--- START ---
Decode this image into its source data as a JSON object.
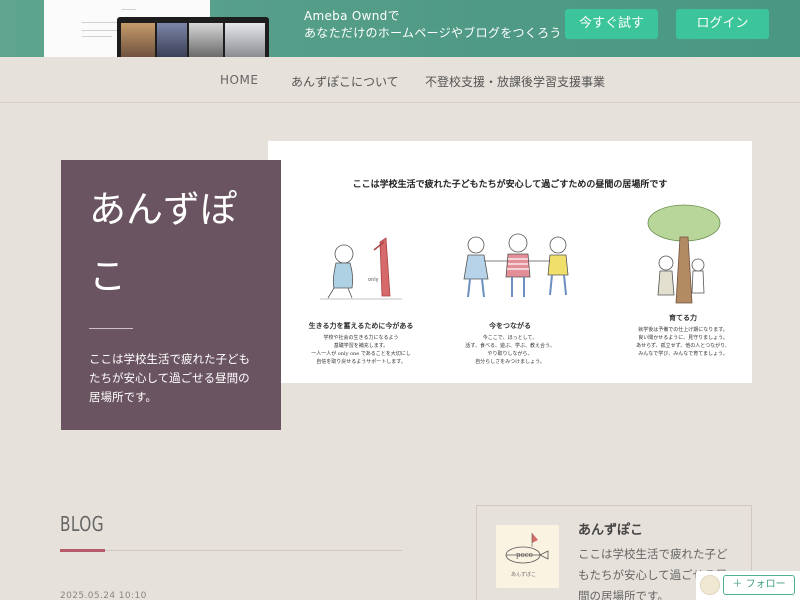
{
  "promo": {
    "line1": "Ameba Owndで",
    "line2": "あなただけのホームページやブログをつくろう",
    "try_label": "今すぐ試す",
    "login_label": "ログイン"
  },
  "nav": {
    "items": [
      {
        "label": "HOME"
      },
      {
        "label": "あんずぽこについて"
      },
      {
        "label": "不登校支援・放課後学習支援事業"
      }
    ]
  },
  "hero": {
    "caption": "ここは学校生活で疲れた子どもたちが安心して過ごすための昼間の居場所です",
    "columns": [
      {
        "heading": "生きる力を蓄えるために今がある",
        "lines": [
          "学校や社会の生きる力になるよう",
          "基礎学習を補充します。",
          "一人一人が only one であることを大切にし",
          "自信を取り戻せるようサポートします。"
        ]
      },
      {
        "heading": "今をつながる",
        "lines": [
          "今ここで、ほっとして、",
          "話す、食べる、遊ぶ、学ぶ、教え合う。",
          "やり取りしながら、",
          "自分らしさをみつけましょう。"
        ]
      },
      {
        "heading": "育てる力",
        "lines": [
          "就学後は予備での仕上げ期になります。",
          "良い聞かせるように、見守りましょう。",
          "あせらず、孤立せず、他の人とつながり、",
          "みんなで学び、みんなで育てましょう。"
        ]
      }
    ]
  },
  "title_card": {
    "title": "あんずぽこ",
    "description": "ここは学校生活で疲れた子どもたちが安心して過ごせる昼間の居場所です。"
  },
  "blog": {
    "heading": "BLOG",
    "date": "2025.05.24 10:10"
  },
  "profile": {
    "name": "あんずぽこ",
    "description": "ここは学校生活で疲れた子どもたちが安心して過ごせる昼間の居場所です。",
    "logo_text": "poco",
    "logo_subtext": "あんずぽこ"
  },
  "follow": {
    "label": "＋ フォロー"
  },
  "colors": {
    "promo_bg": "#4f9a86",
    "promo_button": "#3cc49a",
    "card_bg": "#6b5461",
    "accent": "#b65b6a",
    "page_bg": "#e6e1da"
  }
}
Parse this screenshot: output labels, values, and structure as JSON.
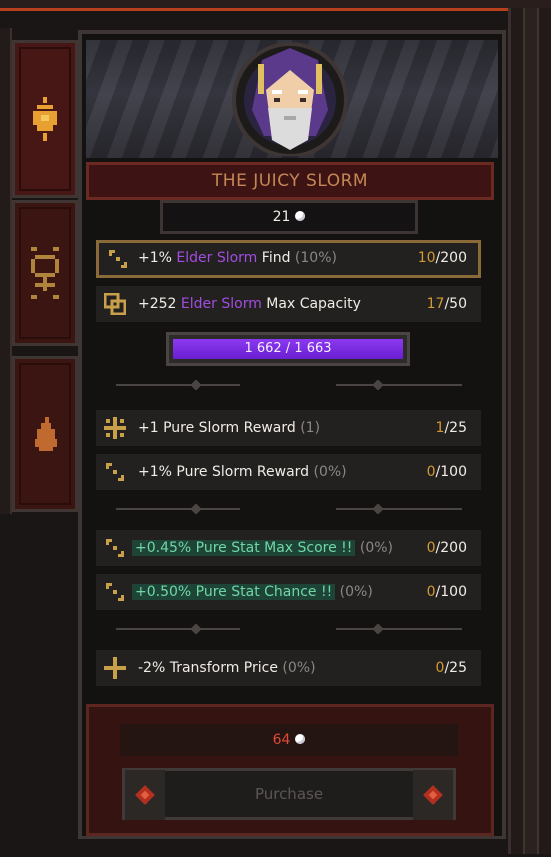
{
  "tabs": [
    {
      "icon": "flame-crest-icon",
      "active": true
    },
    {
      "icon": "feminine-rune-icon",
      "active": false
    },
    {
      "icon": "fire-icon",
      "active": false
    }
  ],
  "character": {
    "name": "THE JUICY SLORM",
    "portrait": "wizard-portrait"
  },
  "top_cost": {
    "value": "21",
    "icon": "slorm-gem-icon"
  },
  "upgrades": [
    {
      "icon": "scaling-arrows-icon",
      "prefix": "+1% ",
      "highlight": "Elder Slorm",
      "suffix": " Find",
      "note": "(10%)",
      "current": "10",
      "max": "/200"
    },
    {
      "icon": "overlapping-squares-icon",
      "prefix": "+252 ",
      "highlight": "Elder Slorm",
      "suffix": " Max Capacity",
      "note": "",
      "current": "17",
      "max": "/50"
    },
    {
      "icon": "cross-arrows-icon",
      "prefix": "+1 Pure Slorm Reward ",
      "highlight": "",
      "suffix": "",
      "note": "(1)",
      "current": "1",
      "max": "/25"
    },
    {
      "icon": "scaling-arrows-icon",
      "prefix": "+1% Pure Slorm Reward ",
      "highlight": "",
      "suffix": "",
      "note": "(0%)",
      "current": "0",
      "max": "/100"
    },
    {
      "icon": "scaling-arrows-icon",
      "prefix": "",
      "highlight": "+0.45% Pure Stat Max Score !!",
      "suffix": "",
      "note": "(0%)",
      "current": "0",
      "max": "/200"
    },
    {
      "icon": "scaling-arrows-icon",
      "prefix": "",
      "highlight": "+0.50% Pure Stat Chance !!",
      "suffix": "",
      "note": "(0%)",
      "current": "0",
      "max": "/100"
    },
    {
      "icon": "plus-cross-icon",
      "prefix": "-2% Transform Price ",
      "highlight": "",
      "suffix": "",
      "note": "(0%)",
      "current": "0",
      "max": "/25"
    }
  ],
  "capacity": {
    "label": "1 662 / 1 663",
    "fraction": 0.9994
  },
  "purchase": {
    "price": "64",
    "price_icon": "slorm-gem-icon",
    "button_label": "Purchase"
  },
  "colors": {
    "elder_slorm": "#a14de0",
    "pure_stat": "#6fd7a5",
    "price_red": "#e24a35",
    "count_orange": "#d29a35",
    "progress": "#7a2fe3"
  }
}
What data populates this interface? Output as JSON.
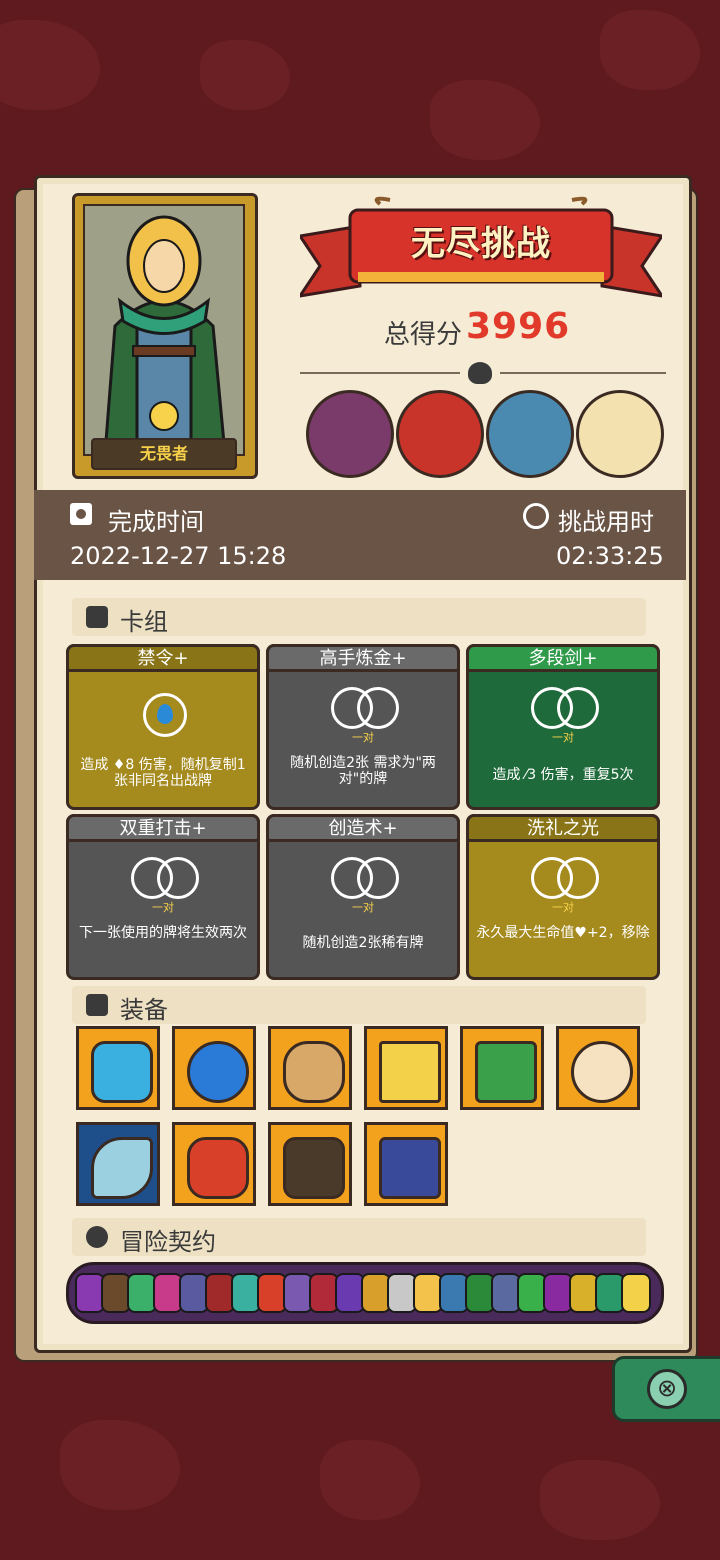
{
  "hero": {
    "name": "无畏者"
  },
  "banner": {
    "title": "无尽挑战"
  },
  "score": {
    "label": "总得分",
    "value": "3996"
  },
  "times": {
    "finish_label": "完成时间",
    "finish_value": "2022-12-27 15:28",
    "duration_label": "挑战用时",
    "duration_value": "02:33:25"
  },
  "deck": {
    "title": "卡组",
    "cards": [
      {
        "name": "禁令+",
        "tag": "",
        "desc": "造成 ♦8 伤害，随机复制1张非同名出战牌",
        "color": "#a58a1e"
      },
      {
        "name": "高手炼金+",
        "tag": "一对",
        "desc": "随机创造2张 需求为\"两对\"的牌",
        "color": "#555555"
      },
      {
        "name": "多段剑+",
        "tag": "一对",
        "desc": "造成 ⁄3 伤害，重复5次",
        "color": "#1f6a3a"
      },
      {
        "name": "双重打击+",
        "tag": "一对",
        "desc": "下一张使用的牌将生效两次",
        "color": "#555555"
      },
      {
        "name": "创造术+",
        "tag": "一对",
        "desc": "随机创造2张稀有牌",
        "color": "#555555"
      },
      {
        "name": "洗礼之光",
        "tag": "一对",
        "desc": "永久最大生命值♥+2，移除",
        "color": "#a58a1e"
      }
    ]
  },
  "equipment": {
    "title": "装备",
    "items": [
      "shield-icon",
      "mushroom-icon",
      "bag-icon",
      "crown-icon",
      "scroll-icon",
      "ring-icon",
      "axe-icon",
      "mask-icon",
      "cloak-icon",
      "hexagram-icon"
    ]
  },
  "contracts": {
    "title": "冒险契约"
  },
  "close": {
    "label": "⊗"
  }
}
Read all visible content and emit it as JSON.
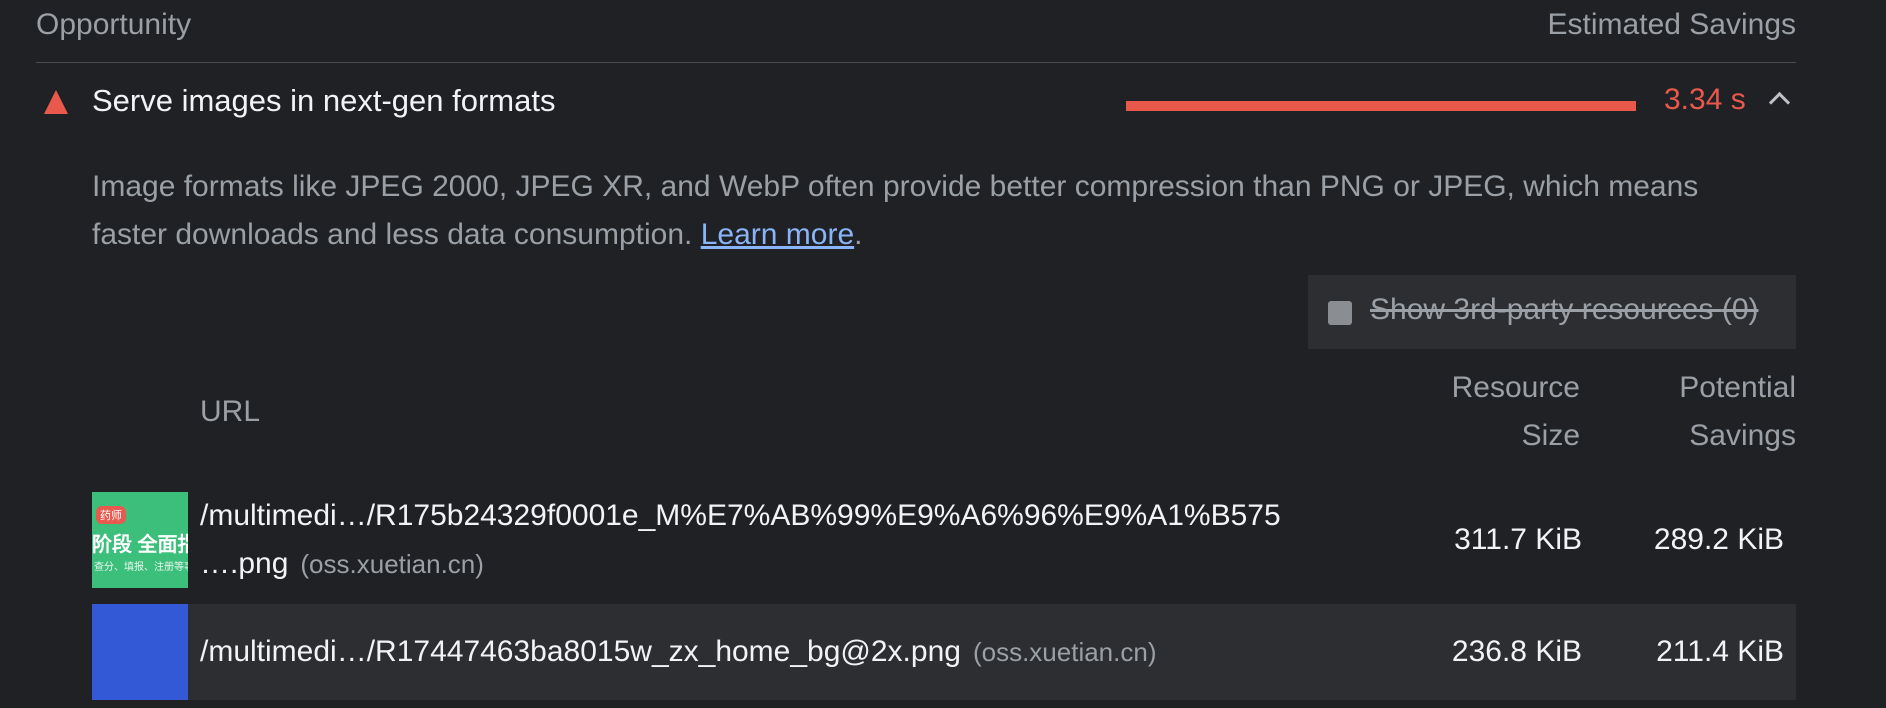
{
  "header": {
    "left_label": "Opportunity",
    "right_label": "Estimated Savings"
  },
  "audit": {
    "title": "Serve images in next-gen formats",
    "savings": "3.34 s",
    "savings_fraction": 1.0,
    "status_color": "#e9594b",
    "icon": "warning-triangle-icon",
    "description_text": "Image formats like JPEG 2000, JPEG XR, and WebP often provide better compression than PNG or JPEG, which means faster downloads and less data consumption.",
    "learn_more": "Learn more",
    "description_end": "."
  },
  "third_party": {
    "label": "Show 3rd-party resources",
    "count": "(0)",
    "checked": false
  },
  "table": {
    "columns": {
      "url": "URL",
      "size_line1": "Resource",
      "size_line2": "Size",
      "savings_line1": "Potential",
      "savings_line2": "Savings"
    },
    "rows": [
      {
        "url": "/multimedi…/R175b24329f0001e_M%E7%AB%99%E9%A6%96%E9%A1%B575 ….png",
        "host": "(oss.xuetian.cn)",
        "size": "311.7 KiB",
        "savings": "289.2 KiB",
        "thumb_badge": "药师",
        "thumb_title": "阶段 全面指",
        "thumb_caption": "查分、填报、注册等事项"
      },
      {
        "url": "/multimedi…/R17447463ba8015w_zx_home_bg@2x.png",
        "host": "(oss.xuetian.cn)",
        "size": "236.8 KiB",
        "savings": "211.4 KiB"
      }
    ]
  }
}
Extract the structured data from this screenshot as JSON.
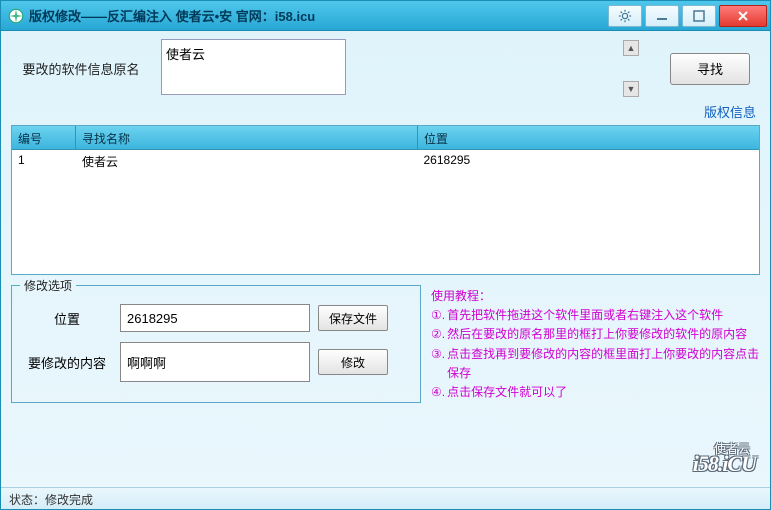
{
  "titlebar": {
    "title": "版权修改——反汇编注入   使者云•安 官网：i58.icu"
  },
  "top": {
    "label": "要改的软件信息原名",
    "textarea_value": "使者云",
    "find_button": "寻找"
  },
  "links": {
    "copyright": "版权信息"
  },
  "table": {
    "headers": {
      "id": "编号",
      "name": "寻找名称",
      "pos": "位置"
    },
    "rows": [
      {
        "id": "1",
        "name": "使者云",
        "pos": "2618295"
      }
    ]
  },
  "edit": {
    "group_title": "修改选项",
    "pos_label": "位置",
    "pos_value": "2618295",
    "save_button": "保存文件",
    "content_label": "要修改的内容",
    "content_value": "啊啊啊",
    "modify_button": "修改"
  },
  "tutorial": {
    "title": "使用教程：",
    "items": [
      "首先把软件拖进这个软件里面或者右键注入这个软件",
      "然后在要改的原名那里的框打上你要修改的软件的原内容",
      "点击查找再到要修改的内容的框里面打上你要改的内容点击保存",
      "点击保存文件就可以了"
    ],
    "nums": [
      "①.",
      "②.",
      "③.",
      "④."
    ]
  },
  "watermark": {
    "small": "使者云",
    "big": "i58.iCU"
  },
  "status": {
    "label": "状态：",
    "value": "修改完成"
  }
}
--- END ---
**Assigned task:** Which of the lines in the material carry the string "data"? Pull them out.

**Output:**
Decode this image into its source data as a JSON object.
What data populates this interface? Output as JSON.
    "description_text": "Image formats like JPEG 2000, JPEG XR, and WebP often provide better compression than PNG or JPEG, which means faster downloads and less data consumption.",
Extract the structured data from this screenshot as JSON.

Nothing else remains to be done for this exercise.